In recent interviews, Heilmer said he wants to “reduce Mini design as much as possible”.
He said: “We are always reflecting on the 1959 Mini… We look at what’s ornamental and what we could take out.” He has also hinted that while the three-door Mini will not deviate too far from its design roots – elements such as the round headlights will stay, for example – a very different approach will be needed for the next-generation Countryman.
Heilmer told Autocar in December 2019 that the current clamshell bonnet design may not survive and that other long-running details such as the toggle switches are being reconsidered. The heavily domed sides of today’s Mini could also be dropped for space-enhancing flatter panels.

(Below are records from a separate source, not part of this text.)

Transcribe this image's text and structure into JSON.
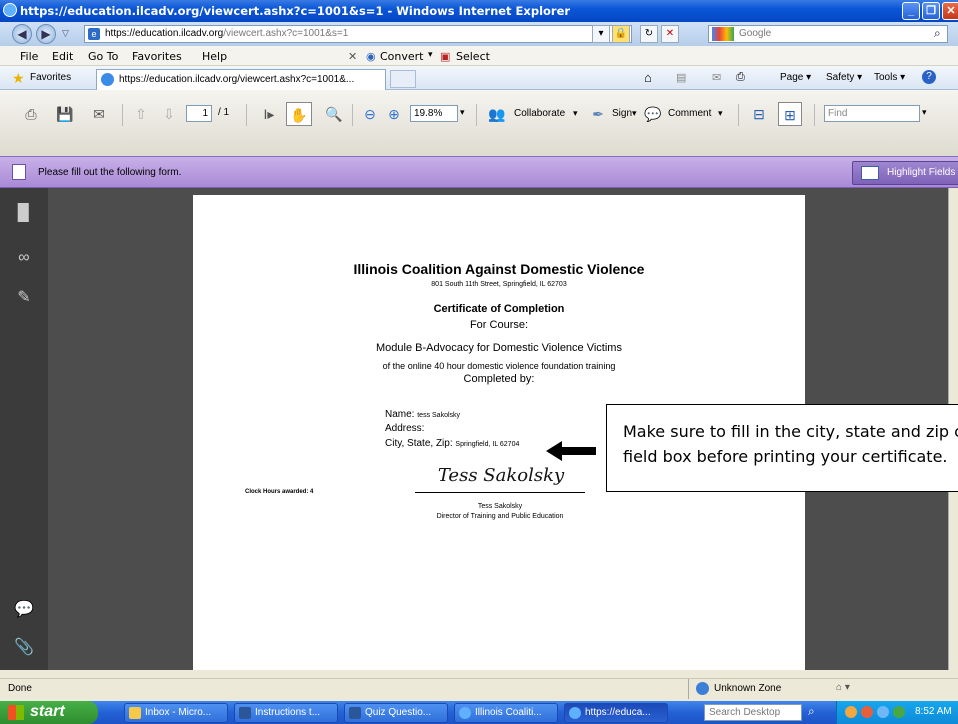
{
  "window": {
    "title": "https://education.ilcadv.org/viewcert.ashx?c=1001&s=1 - Windows Internet Explorer"
  },
  "address": {
    "url": "https://education.ilcadv.org/viewcert.ashx?c=1001&s=1",
    "url_prefix": "https://",
    "url_domain": "education.ilcadv.org",
    "url_path": "/viewcert.ashx?c=1001&s=1",
    "search_placeholder": "Google"
  },
  "menu": {
    "file": "File",
    "edit": "Edit",
    "goto": "Go To",
    "favorites": "Favorites",
    "help": "Help",
    "convert": "Convert",
    "select": "Select"
  },
  "favbar": {
    "favorites": "Favorites",
    "tab_label": "https://education.ilcadv.org/viewcert.ashx?c=1001&...",
    "page": "Page",
    "safety": "Safety",
    "tools": "Tools"
  },
  "pdf_toolbar": {
    "page_current": "1",
    "page_total": "/ 1",
    "zoom": "19.8%",
    "collaborate": "Collaborate",
    "sign": "Sign",
    "comment": "Comment",
    "find_placeholder": "Find"
  },
  "form_bar": {
    "message": "Please fill out the following form.",
    "highlight": "Highlight Fields"
  },
  "certificate": {
    "org": "Illinois Coalition Against Domestic Violence",
    "address": "801 South 11th Street, Springfield, IL  62703",
    "heading": "Certificate of Completion",
    "for_course": "For Course:",
    "course": "Module B-Advocacy for Domestic Violence Victims",
    "training": "of the online 40 hour domestic violence foundation training",
    "completed_by": "Completed by:",
    "name_label": "Name:",
    "name_value": "tess Sakolsky",
    "address_label": "Address:",
    "csz_label": "City, State, Zip:",
    "csz_value": "Springfield, IL  62704",
    "clock_hours": "Clock Hours awarded: 4",
    "signature": "Tess Sakolsky",
    "signer_name": "Tess Sakolsky",
    "signer_title": "Director of Training and Public Education"
  },
  "callout": {
    "line1": "Make sure to fill in the city, state and zip code",
    "line2": "field box before printing your certificate."
  },
  "status": {
    "text": "Done",
    "zone": "Unknown Zone"
  },
  "taskbar": {
    "start": "start",
    "tasks": [
      "Inbox - Micro...",
      "Instructions t...",
      "Quiz Questio...",
      "Illinois Coaliti...",
      "https://educa..."
    ],
    "search_placeholder": "Search Desktop",
    "clock": "8:52 AM"
  }
}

The aesthetics of the new 5-Door Hatch will, he said, “be much improved”. The current car is based on the wheelbase of the larger Clubman and sculpted to appear smaller in stature. For this reason, the next Clubman may be distinguished by becoming bigger – possibly taller with a bigger boot and more interior space – and gaining crossover-inspired design cues.
This, in turn, clears the way for the Mk3 Countryman to grow into a proper SUV. A sibling model to the new BMW X1, it will also be based on the new FAAR platform. BMW bosses say demand from the important US and Chinese markets mean the upsizing is necessary to compete seriously in the market.
“The footprint is most crucial with the hatch,” Heilmer told Autocar. “Size is less of a problem with the other models. I want each model to be the smallest in the segment, or visually the smallest. But small may not be helpful for sales.”
Technically, the new 3-Door Hatch, 5-Door Hatch, Clubman and Countryman will not stray far from today’s threeand four-cylinder engines. Mild-hybrid assistance and upgraded plug-in capabilities for the Countryman are likely, as is a plug-in Clubman. Plans for a pure-electric version of the Countryman are also well advanced.
The final Mk4 Mini is expected to be a pure-electric MPV-style model called the Traveller. Previewed by the Urbanaut concept shown late last year, this highly space-efficient model looks back 24 years to the Spiritual Mini concept drawn up by Rover Group designers.
The smooth-sided and pared-back aesthetic is a clue to the Mk4 Mini look and the model could be pitched as a low-impact urban family wagon and a commercial vehicle.
The Urbanaut concept is based on a ‘skateboard’ chassis of a kind that BMW has only recently detailed. Called the ‘Neue Klasse’, the architecture will be engineered for maximum recyclability and cloud-based connectivity services such as live hazard warnings. It is not expected before 2025.
However, the production Traveller could, like the Countryman, be based on the electric version of the FAAR platform. If Mini was willing to build a 4.6m-long car, it could even be a seven-seater like the BMW 2 Series Gran Tourer.